If your module doesn’t return anything (apart from the standard returns), this section of your module should read:
RETURN = r''' # '''
Otherwise, for each value returned, provide the following fields. All fields are required unless specified otherwise.
Name of the returned field.
Here are two example
RETURN sections, one with three simple fields and one with a complex nested field:

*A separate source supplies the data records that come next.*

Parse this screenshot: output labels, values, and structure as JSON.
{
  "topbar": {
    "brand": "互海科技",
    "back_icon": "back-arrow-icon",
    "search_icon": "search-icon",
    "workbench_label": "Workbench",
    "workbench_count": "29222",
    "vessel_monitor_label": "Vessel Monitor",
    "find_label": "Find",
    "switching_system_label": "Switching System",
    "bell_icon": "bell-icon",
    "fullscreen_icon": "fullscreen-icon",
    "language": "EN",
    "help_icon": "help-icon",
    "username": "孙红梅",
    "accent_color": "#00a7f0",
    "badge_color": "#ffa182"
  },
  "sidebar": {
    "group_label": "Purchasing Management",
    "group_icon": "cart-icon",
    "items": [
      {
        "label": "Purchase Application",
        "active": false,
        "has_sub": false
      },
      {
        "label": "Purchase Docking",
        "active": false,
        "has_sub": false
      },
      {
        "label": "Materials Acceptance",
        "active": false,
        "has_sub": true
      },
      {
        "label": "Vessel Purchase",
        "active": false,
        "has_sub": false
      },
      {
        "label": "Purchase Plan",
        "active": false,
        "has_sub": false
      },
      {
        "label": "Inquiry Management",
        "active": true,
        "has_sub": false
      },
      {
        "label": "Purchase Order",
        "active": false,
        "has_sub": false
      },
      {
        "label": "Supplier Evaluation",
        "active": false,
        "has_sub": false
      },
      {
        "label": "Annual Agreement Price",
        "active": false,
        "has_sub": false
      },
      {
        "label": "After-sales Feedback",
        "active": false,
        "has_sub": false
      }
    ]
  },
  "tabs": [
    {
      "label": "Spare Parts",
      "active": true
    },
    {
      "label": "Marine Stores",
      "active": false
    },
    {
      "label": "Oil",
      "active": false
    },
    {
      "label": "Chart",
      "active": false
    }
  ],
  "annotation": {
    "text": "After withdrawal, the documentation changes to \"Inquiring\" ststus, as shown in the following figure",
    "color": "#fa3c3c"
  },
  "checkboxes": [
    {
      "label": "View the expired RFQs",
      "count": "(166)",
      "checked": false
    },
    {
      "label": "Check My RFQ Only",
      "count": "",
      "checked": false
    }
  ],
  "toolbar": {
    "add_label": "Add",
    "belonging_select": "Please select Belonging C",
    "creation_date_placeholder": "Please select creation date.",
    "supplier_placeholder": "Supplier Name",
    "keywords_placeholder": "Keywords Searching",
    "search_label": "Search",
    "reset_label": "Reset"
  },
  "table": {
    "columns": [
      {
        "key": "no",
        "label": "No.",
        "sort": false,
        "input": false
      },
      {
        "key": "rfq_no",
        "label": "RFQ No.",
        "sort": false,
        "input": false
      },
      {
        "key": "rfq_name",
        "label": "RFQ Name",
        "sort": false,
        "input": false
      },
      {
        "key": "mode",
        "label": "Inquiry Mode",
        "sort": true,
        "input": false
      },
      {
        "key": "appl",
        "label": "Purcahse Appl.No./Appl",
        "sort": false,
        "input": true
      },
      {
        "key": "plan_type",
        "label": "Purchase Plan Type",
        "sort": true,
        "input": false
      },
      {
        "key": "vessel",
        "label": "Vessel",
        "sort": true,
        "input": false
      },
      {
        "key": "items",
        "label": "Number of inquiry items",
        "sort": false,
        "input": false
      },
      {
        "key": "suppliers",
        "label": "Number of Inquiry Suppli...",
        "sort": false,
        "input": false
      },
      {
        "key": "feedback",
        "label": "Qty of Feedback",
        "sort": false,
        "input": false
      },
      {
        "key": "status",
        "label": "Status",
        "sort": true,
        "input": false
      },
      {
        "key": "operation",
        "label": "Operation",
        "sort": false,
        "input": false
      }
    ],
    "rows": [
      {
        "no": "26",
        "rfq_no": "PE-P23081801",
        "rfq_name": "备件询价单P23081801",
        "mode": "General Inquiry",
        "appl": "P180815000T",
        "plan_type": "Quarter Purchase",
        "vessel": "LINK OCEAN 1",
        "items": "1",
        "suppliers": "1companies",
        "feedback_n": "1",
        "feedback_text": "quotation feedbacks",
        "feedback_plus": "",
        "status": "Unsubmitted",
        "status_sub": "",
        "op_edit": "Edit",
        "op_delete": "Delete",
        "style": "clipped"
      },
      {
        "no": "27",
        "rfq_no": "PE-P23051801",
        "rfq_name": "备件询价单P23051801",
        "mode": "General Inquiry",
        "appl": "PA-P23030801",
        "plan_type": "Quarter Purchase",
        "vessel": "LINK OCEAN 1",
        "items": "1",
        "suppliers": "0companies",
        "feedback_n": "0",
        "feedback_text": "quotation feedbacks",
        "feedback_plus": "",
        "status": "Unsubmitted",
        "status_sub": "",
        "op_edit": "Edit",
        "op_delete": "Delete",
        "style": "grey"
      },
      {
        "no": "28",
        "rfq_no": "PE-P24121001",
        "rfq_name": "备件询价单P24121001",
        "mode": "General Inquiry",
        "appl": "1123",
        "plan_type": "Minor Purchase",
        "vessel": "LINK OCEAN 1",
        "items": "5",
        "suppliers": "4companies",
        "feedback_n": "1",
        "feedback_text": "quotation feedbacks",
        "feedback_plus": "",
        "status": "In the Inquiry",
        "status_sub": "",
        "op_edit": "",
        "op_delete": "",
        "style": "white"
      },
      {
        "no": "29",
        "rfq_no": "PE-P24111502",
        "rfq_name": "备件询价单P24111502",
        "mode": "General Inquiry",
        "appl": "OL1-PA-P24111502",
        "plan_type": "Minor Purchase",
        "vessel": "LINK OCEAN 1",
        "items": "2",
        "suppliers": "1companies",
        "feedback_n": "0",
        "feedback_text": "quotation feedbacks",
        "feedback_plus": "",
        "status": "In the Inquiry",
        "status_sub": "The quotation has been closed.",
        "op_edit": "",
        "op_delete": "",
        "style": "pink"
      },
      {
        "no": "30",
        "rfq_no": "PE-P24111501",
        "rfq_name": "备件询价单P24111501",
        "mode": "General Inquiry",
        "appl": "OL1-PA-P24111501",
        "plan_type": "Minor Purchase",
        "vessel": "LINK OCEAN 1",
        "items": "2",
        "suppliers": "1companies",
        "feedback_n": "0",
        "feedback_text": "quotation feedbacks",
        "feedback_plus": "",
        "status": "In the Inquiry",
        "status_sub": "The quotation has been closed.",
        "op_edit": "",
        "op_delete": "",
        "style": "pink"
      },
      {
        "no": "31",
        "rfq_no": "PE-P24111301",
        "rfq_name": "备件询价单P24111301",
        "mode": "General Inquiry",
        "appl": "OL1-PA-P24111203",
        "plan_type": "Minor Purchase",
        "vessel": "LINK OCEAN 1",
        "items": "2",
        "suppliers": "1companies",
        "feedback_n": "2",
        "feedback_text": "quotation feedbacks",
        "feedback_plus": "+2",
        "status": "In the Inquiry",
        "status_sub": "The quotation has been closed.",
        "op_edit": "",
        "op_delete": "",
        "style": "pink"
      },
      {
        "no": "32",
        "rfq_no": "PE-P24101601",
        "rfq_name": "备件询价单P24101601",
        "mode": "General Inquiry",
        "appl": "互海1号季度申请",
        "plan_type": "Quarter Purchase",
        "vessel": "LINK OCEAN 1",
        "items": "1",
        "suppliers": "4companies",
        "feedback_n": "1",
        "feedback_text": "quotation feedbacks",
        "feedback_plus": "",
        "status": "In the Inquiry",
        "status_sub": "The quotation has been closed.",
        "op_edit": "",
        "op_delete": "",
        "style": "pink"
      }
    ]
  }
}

RETURN = r''' dest: description: Destination file/path. returned: success type: str sample: /path/to/file.txt src: description: Source file used for the copy on the target machine. returned: changed type: str sample: /home/httpd/.ansible/tmp/ansible-tmp-1423796390.97-147729857856000/source md5sum: description: MD5 checksum of the file after running copy. returned: when supported type: str sample: 2a5aeecc61dc98c4d780b14b330e3282 ''' RETURN = r''' packages: description: Information about package requirements returned: success type: complex contains: missing: description: Packages that are missing from the system returned: success type: list sample: - libmysqlclient-dev - libxml2-dev badversion: description: Packages that are installed but at bad versions. returned: success type: list sample: - package: libxml2-dev version: 2.9.4+dfsg1-2 constraint: ">= 3.0" '''
After the shebang, the UTF-8 coding, the copyright line, the license, and the sections for
RETURN, you can finally add the python imports. All modules must use Python imports in the form:
from module_utils.basic import AnsibleModule
The use of “wildcard” imports such as
from module_utils.basic import * is no longer allowed.